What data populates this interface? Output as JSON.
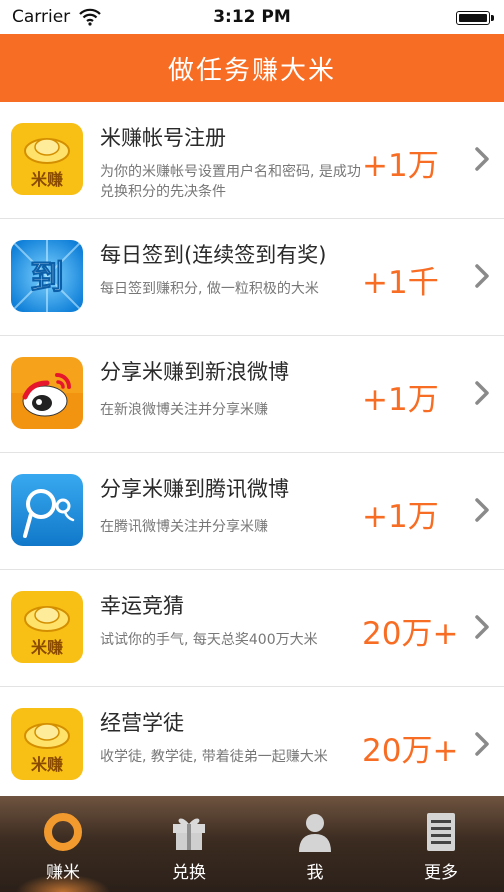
{
  "status_bar": {
    "carrier": "Carrier",
    "time": "3:12 PM"
  },
  "header": {
    "title": "做任务赚大米"
  },
  "tasks": [
    {
      "name": "米赚帐号注册",
      "desc": "为你的米赚帐号设置用户名和密码, 是成功兑换积分的先决条件",
      "reward": "+1万",
      "icon": "mizhuan-ingot-icon"
    },
    {
      "name": "每日签到(连续签到有奖)",
      "desc": "每日签到赚积分, 做一粒积极的大米",
      "reward": "+1千",
      "icon": "checkin-icon"
    },
    {
      "name": "分享米赚到新浪微博",
      "desc": "在新浪微博关注并分享米赚",
      "reward": "+1万",
      "icon": "sina-weibo-icon"
    },
    {
      "name": "分享米赚到腾讯微博",
      "desc": "在腾讯微博关注并分享米赚",
      "reward": "+1万",
      "icon": "tencent-weibo-icon"
    },
    {
      "name": "幸运竞猜",
      "desc": "试试你的手气, 每天总奖400万大米",
      "reward": "20万+",
      "icon": "mizhuan-ingot-icon"
    },
    {
      "name": "经营学徒",
      "desc": "收学徒, 教学徒, 带着徒弟一起赚大米",
      "reward": "20万+",
      "icon": "mizhuan-ingot-icon"
    }
  ],
  "ingot_label": "米赚",
  "checkin_glyph": "到",
  "tabs": [
    {
      "label": "赚米",
      "icon": "ring-icon",
      "active": true
    },
    {
      "label": "兑换",
      "icon": "gift-icon",
      "active": false
    },
    {
      "label": "我",
      "icon": "user-icon",
      "active": false
    },
    {
      "label": "更多",
      "icon": "list-icon",
      "active": false
    }
  ],
  "colors": {
    "accent": "#f86d24",
    "tabbar": "#3c2c21",
    "active_tab": "#f39a2e"
  }
}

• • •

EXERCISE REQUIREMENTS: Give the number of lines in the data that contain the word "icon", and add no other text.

TASK OUTPUT: 10